[[ DATA FOR REVIEW open ]]
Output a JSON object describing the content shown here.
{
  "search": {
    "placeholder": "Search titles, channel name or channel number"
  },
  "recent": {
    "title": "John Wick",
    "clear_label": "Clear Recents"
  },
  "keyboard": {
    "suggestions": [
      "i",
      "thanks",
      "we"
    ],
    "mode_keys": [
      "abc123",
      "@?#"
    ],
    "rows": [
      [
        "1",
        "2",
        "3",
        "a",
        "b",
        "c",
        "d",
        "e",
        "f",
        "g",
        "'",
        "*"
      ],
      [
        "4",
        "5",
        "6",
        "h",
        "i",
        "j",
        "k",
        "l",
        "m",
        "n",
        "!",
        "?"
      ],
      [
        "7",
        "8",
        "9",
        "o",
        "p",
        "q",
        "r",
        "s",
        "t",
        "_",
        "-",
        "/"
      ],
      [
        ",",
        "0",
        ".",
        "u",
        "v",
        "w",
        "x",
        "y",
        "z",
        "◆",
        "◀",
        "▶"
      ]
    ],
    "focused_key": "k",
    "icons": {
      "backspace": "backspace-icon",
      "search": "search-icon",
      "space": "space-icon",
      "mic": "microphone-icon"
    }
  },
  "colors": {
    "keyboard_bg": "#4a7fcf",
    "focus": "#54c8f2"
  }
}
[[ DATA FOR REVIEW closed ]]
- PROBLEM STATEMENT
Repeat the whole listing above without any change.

- TASK ANSWER
Output a JSON object describing the content shown here.
{
  "search": {
    "placeholder": "Search titles, channel name or channel number"
  },
  "recent": {
    "title": "John Wick",
    "clear_label": "Clear Recents"
  },
  "keyboard": {
    "suggestions": [
      "i",
      "thanks",
      "we"
    ],
    "mode_keys": [
      "abc123",
      "@?#"
    ],
    "rows": [
      [
        "1",
        "2",
        "3",
        "a",
        "b",
        "c",
        "d",
        "e",
        "f",
        "g",
        "'",
        "*"
      ],
      [
        "4",
        "5",
        "6",
        "h",
        "i",
        "j",
        "k",
        "l",
        "m",
        "n",
        "!",
        "?"
      ],
      [
        "7",
        "8",
        "9",
        "o",
        "p",
        "q",
        "r",
        "s",
        "t",
        "_",
        "-",
        "/"
      ],
      [
        ",",
        "0",
        ".",
        "u",
        "v",
        "w",
        "x",
        "y",
        "z",
        "◆",
        "◀",
        "▶"
      ]
    ],
    "focused_key": "k",
    "icons": {
      "backspace": "backspace-icon",
      "search": "search-icon",
      "space": "space-icon",
      "mic": "microphone-icon"
    }
  },
  "colors": {
    "keyboard_bg": "#4a7fcf",
    "focus": "#54c8f2"
  }
}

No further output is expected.